In addition to these African development initiatives, startups in the continent are increasingly contributing to the 4IR ecosystem. According to the AU, startups in Africa garnered more than $1.2 billion equity in 2018, up from $560 million in 2017.

There are more than 442 active tech hubs, business (startup) incubators and accelerators across Africa according to a report by GSMA in 2018. The recent figures place the number at 618 and 643 according to Forbes. These hubs have emerged even in new regions beyond traditional hub regions in South Africa, Kenya, Nigeria, Egypt and Morocco.

Mobile operators and internet service providers (with their own new and existing technologies such as mobile money), are pivotal in the promotion of the African tech scene due to their close involvement in the digital space. For example, Orange has used its Orange Fab hub to support the Francophone region of Africa. MTN and Liquid Telecom (provider of ICT infrastructure in Africa) are supporting the tech scene with in-house hubs such as Y’ello Startup (in Abidjan by MTN).
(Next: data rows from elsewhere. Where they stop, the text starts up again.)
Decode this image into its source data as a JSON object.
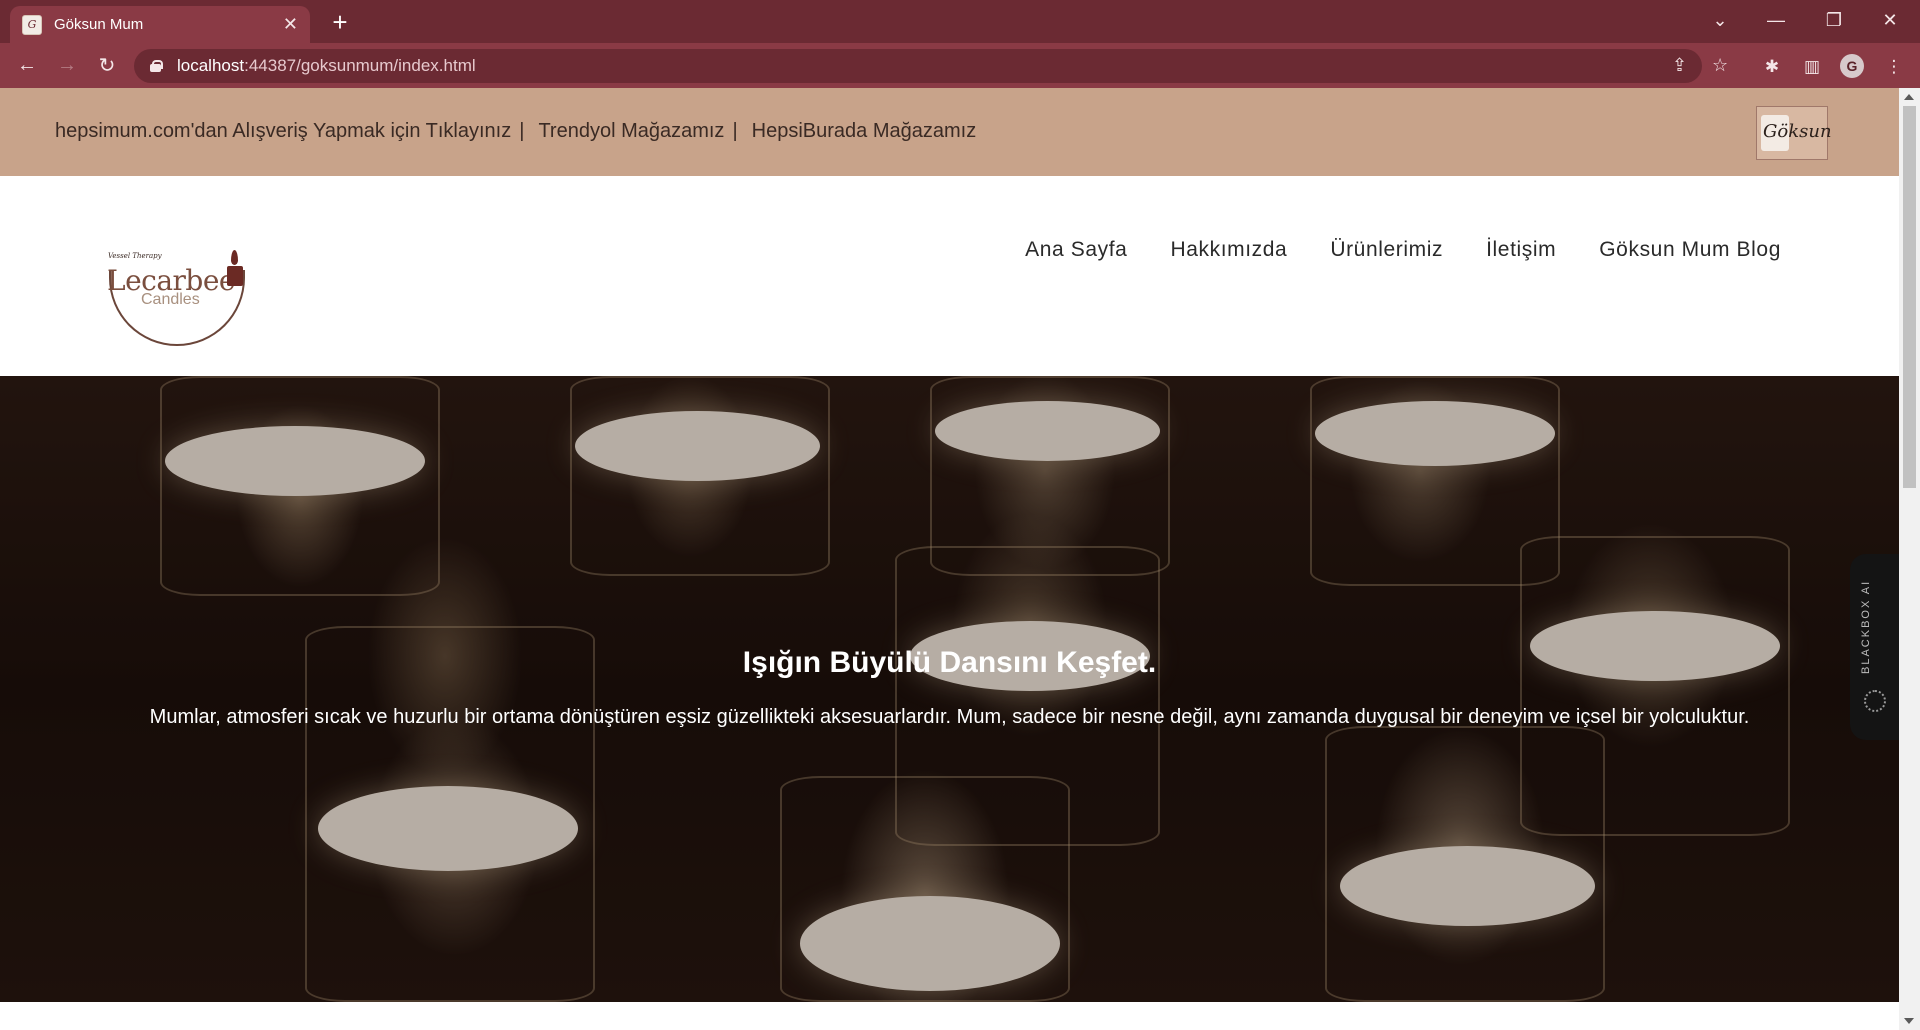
{
  "browser": {
    "tab_title": "Göksun Mum",
    "url_host": "localhost",
    "url_path": ":44387/goksunmum/index.html",
    "profile_initial": "G"
  },
  "topbar": {
    "links": [
      "hepsimum.com'dan Alışveriş Yapmak için Tıklayınız",
      "Trendyol Mağazamız",
      "HepsiBurada Mağazamız"
    ],
    "separator": "|",
    "mini_logo_text": "Göksun"
  },
  "brand": {
    "tagline": "Vessel Therapy",
    "name": "Lecarbee",
    "sub": "Candles"
  },
  "nav": {
    "items": [
      "Ana Sayfa",
      "Hakkımızda",
      "Ürünlerimiz",
      "İletişim",
      "Göksun Mum Blog"
    ]
  },
  "hero": {
    "title": "Işığın Büyülü Dansını Keşfet.",
    "text": "Mumlar, atmosferi sıcak ve huzurlu bir ortama dönüştüren eşsiz güzellikteki aksesuarlardır. Mum, sadece bir nesne değil, aynı zamanda duygusal bir deneyim ve içsel bir yolculuktur."
  },
  "widget": {
    "label": "BLACKBOX AI"
  },
  "colors": {
    "chrome_dark": "#6b2a33",
    "chrome_toolbar": "#8a3a45",
    "topbar": "#c8a38a",
    "brand_brown": "#7a4e3e"
  }
}
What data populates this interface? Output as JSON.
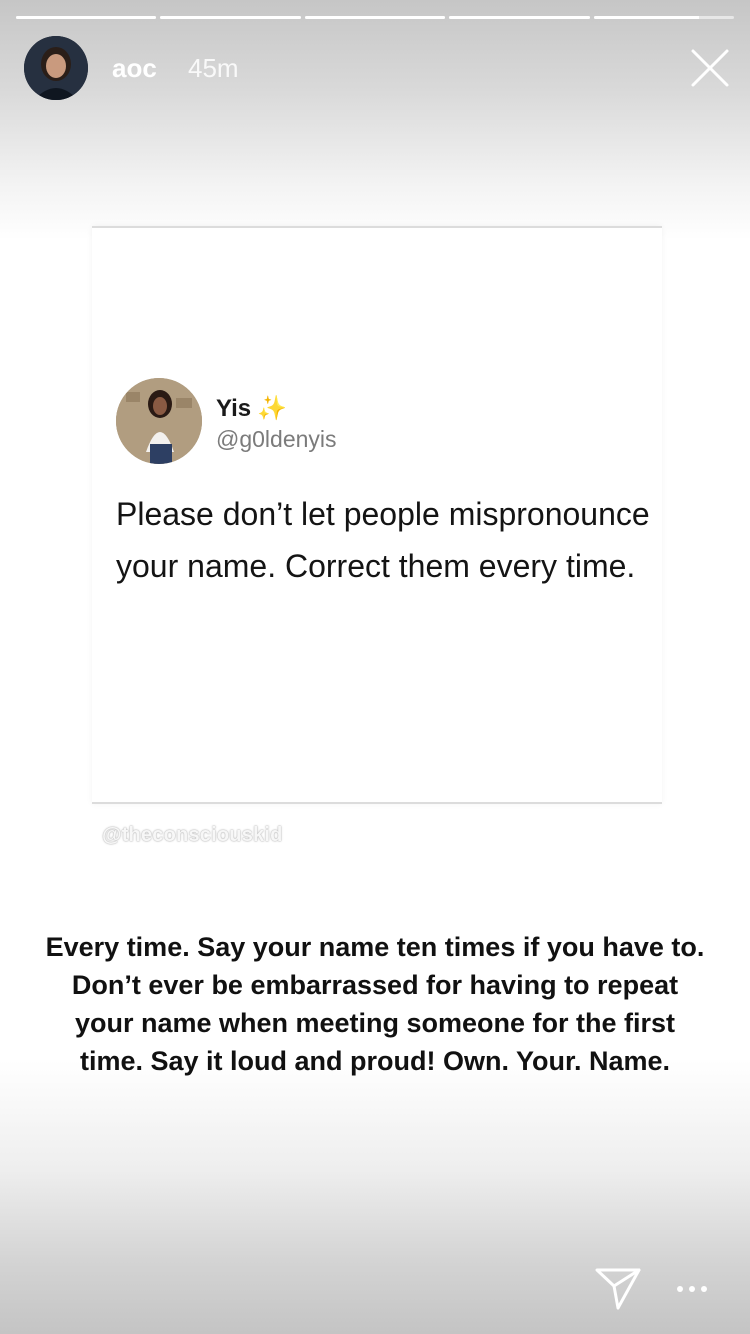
{
  "story": {
    "segments": [
      1,
      1,
      1,
      1,
      0.75
    ]
  },
  "header": {
    "username": "aoc",
    "time_ago": "45m"
  },
  "tweet": {
    "display_name": "Yis",
    "sparkle_emoji": "✨",
    "handle": "@g0ldenyis",
    "text": "Please don’t let people mispronounce your name. Correct them every time."
  },
  "watermark": "@theconsciouskid",
  "caption": "Every time. Say your name ten times if you have to. Don’t ever be embarrassed for having to repeat your name when meeting someone for the first time. Say it loud and proud! Own. Your. Name.",
  "icons": {
    "close": "close-icon",
    "send": "paper-plane-icon",
    "more": "more-options-icon"
  }
}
It is therefore important to note that these tech hubs are churning out startups in all facets of 4IR technologies. This therefore places Africa at the advantage of using both imported and home-grown technologies to forge head-first into the 4IR and share the spoils in the US-China digital cold war. Lastly, Africa has another hidden advantage as PWC notes: “From the demographic advantage of a young and fast growing population to a progressively well-off and ambitious middle class, Africa has the potential to become a new powerhouse of production and consumption in the 21st century.”